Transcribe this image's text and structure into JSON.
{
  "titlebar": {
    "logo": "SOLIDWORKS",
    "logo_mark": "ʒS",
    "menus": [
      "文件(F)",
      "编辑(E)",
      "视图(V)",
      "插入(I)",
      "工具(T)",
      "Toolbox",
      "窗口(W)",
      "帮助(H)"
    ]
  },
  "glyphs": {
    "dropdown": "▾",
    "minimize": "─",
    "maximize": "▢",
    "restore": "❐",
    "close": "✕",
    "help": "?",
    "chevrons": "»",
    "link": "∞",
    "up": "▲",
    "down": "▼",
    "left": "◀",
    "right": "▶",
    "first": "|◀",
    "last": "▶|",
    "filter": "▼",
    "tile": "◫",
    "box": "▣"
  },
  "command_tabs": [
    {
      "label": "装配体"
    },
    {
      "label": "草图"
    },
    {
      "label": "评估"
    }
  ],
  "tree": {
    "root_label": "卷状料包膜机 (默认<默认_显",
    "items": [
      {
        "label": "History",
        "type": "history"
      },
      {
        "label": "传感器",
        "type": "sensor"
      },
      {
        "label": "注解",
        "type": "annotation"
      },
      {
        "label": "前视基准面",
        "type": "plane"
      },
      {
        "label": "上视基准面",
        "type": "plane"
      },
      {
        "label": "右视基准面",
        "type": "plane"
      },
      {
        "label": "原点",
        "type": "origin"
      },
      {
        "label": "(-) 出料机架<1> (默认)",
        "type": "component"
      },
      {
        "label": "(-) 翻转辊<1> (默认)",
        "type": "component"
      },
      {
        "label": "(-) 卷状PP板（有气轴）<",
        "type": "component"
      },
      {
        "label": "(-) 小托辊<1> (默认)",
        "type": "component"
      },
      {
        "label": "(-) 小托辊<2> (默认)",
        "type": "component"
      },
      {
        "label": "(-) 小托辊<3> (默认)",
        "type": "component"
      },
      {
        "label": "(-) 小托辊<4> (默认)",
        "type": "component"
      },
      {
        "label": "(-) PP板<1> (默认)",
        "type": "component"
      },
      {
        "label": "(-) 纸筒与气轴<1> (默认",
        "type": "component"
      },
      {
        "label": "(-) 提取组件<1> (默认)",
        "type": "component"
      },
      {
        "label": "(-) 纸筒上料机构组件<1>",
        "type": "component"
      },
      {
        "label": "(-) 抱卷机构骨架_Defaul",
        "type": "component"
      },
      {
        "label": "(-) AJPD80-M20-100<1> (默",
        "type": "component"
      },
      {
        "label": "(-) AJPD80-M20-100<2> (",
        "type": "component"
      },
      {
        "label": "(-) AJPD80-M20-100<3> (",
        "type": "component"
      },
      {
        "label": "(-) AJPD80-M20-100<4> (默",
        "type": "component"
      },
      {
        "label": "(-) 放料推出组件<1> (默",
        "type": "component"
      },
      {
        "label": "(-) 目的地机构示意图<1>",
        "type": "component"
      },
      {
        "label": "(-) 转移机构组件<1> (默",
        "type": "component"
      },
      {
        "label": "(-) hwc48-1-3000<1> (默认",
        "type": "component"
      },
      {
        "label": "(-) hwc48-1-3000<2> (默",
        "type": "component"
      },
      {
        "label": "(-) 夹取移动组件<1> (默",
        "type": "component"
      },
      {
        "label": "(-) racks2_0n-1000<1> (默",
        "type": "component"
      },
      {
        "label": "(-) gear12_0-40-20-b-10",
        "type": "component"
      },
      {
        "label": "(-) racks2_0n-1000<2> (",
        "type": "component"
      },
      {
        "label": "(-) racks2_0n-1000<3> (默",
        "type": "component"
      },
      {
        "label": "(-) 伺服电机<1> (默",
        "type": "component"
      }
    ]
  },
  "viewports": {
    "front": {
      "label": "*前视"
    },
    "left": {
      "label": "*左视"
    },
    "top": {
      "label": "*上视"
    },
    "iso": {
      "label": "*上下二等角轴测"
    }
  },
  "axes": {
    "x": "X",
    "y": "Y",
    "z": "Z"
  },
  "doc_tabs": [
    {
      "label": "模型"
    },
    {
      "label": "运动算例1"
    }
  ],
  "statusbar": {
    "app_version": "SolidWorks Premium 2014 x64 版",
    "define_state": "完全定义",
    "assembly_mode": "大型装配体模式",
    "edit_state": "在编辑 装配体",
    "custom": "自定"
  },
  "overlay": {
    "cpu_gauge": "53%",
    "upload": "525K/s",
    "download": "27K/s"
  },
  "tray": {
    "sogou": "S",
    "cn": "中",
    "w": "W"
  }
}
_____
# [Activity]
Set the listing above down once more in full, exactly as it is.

# [Expected answer]
Transcribe this image's text and structure into JSON.
{
  "titlebar": {
    "logo": "SOLIDWORKS",
    "logo_mark": "ʒS",
    "menus": [
      "文件(F)",
      "编辑(E)",
      "视图(V)",
      "插入(I)",
      "工具(T)",
      "Toolbox",
      "窗口(W)",
      "帮助(H)"
    ]
  },
  "glyphs": {
    "dropdown": "▾",
    "minimize": "─",
    "maximize": "▢",
    "restore": "❐",
    "close": "✕",
    "help": "?",
    "chevrons": "»",
    "link": "∞",
    "up": "▲",
    "down": "▼",
    "left": "◀",
    "right": "▶",
    "first": "|◀",
    "last": "▶|",
    "filter": "▼",
    "tile": "◫",
    "box": "▣"
  },
  "command_tabs": [
    {
      "label": "装配体"
    },
    {
      "label": "草图"
    },
    {
      "label": "评估"
    }
  ],
  "tree": {
    "root_label": "卷状料包膜机 (默认<默认_显",
    "items": [
      {
        "label": "History",
        "type": "history"
      },
      {
        "label": "传感器",
        "type": "sensor"
      },
      {
        "label": "注解",
        "type": "annotation"
      },
      {
        "label": "前视基准面",
        "type": "plane"
      },
      {
        "label": "上视基准面",
        "type": "plane"
      },
      {
        "label": "右视基准面",
        "type": "plane"
      },
      {
        "label": "原点",
        "type": "origin"
      },
      {
        "label": "(-) 出料机架<1> (默认)",
        "type": "component"
      },
      {
        "label": "(-) 翻转辊<1> (默认)",
        "type": "component"
      },
      {
        "label": "(-) 卷状PP板（有气轴）<",
        "type": "component"
      },
      {
        "label": "(-) 小托辊<1> (默认)",
        "type": "component"
      },
      {
        "label": "(-) 小托辊<2> (默认)",
        "type": "component"
      },
      {
        "label": "(-) 小托辊<3> (默认)",
        "type": "component"
      },
      {
        "label": "(-) 小托辊<4> (默认)",
        "type": "component"
      },
      {
        "label": "(-) PP板<1> (默认)",
        "type": "component"
      },
      {
        "label": "(-) 纸筒与气轴<1> (默认",
        "type": "component"
      },
      {
        "label": "(-) 提取组件<1> (默认)",
        "type": "component"
      },
      {
        "label": "(-) 纸筒上料机构组件<1>",
        "type": "component"
      },
      {
        "label": "(-) 抱卷机构骨架_Defaul",
        "type": "component"
      },
      {
        "label": "(-) AJPD80-M20-100<1> (默",
        "type": "component"
      },
      {
        "label": "(-) AJPD80-M20-100<2> (",
        "type": "component"
      },
      {
        "label": "(-) AJPD80-M20-100<3> (",
        "type": "component"
      },
      {
        "label": "(-) AJPD80-M20-100<4> (默",
        "type": "component"
      },
      {
        "label": "(-) 放料推出组件<1> (默",
        "type": "component"
      },
      {
        "label": "(-) 目的地机构示意图<1>",
        "type": "component"
      },
      {
        "label": "(-) 转移机构组件<1> (默",
        "type": "component"
      },
      {
        "label": "(-) hwc48-1-3000<1> (默认",
        "type": "component"
      },
      {
        "label": "(-) hwc48-1-3000<2> (默",
        "type": "component"
      },
      {
        "label": "(-) 夹取移动组件<1> (默",
        "type": "component"
      },
      {
        "label": "(-) racks2_0n-1000<1> (默",
        "type": "component"
      },
      {
        "label": "(-) gear12_0-40-20-b-10",
        "type": "component"
      },
      {
        "label": "(-) racks2_0n-1000<2> (",
        "type": "component"
      },
      {
        "label": "(-) racks2_0n-1000<3> (默",
        "type": "component"
      },
      {
        "label": "(-) 伺服电机<1> (默",
        "type": "component"
      }
    ]
  },
  "viewports": {
    "front": {
      "label": "*前视"
    },
    "left": {
      "label": "*左视"
    },
    "top": {
      "label": "*上视"
    },
    "iso": {
      "label": "*上下二等角轴测"
    }
  },
  "axes": {
    "x": "X",
    "y": "Y",
    "z": "Z"
  },
  "doc_tabs": [
    {
      "label": "模型"
    },
    {
      "label": "运动算例1"
    }
  ],
  "statusbar": {
    "app_version": "SolidWorks Premium 2014 x64 版",
    "define_state": "完全定义",
    "assembly_mode": "大型装配体模式",
    "edit_state": "在编辑 装配体",
    "custom": "自定"
  },
  "overlay": {
    "cpu_gauge": "53%",
    "upload": "525K/s",
    "download": "27K/s"
  },
  "tray": {
    "sogou": "S",
    "cn": "中",
    "w": "W"
  }
}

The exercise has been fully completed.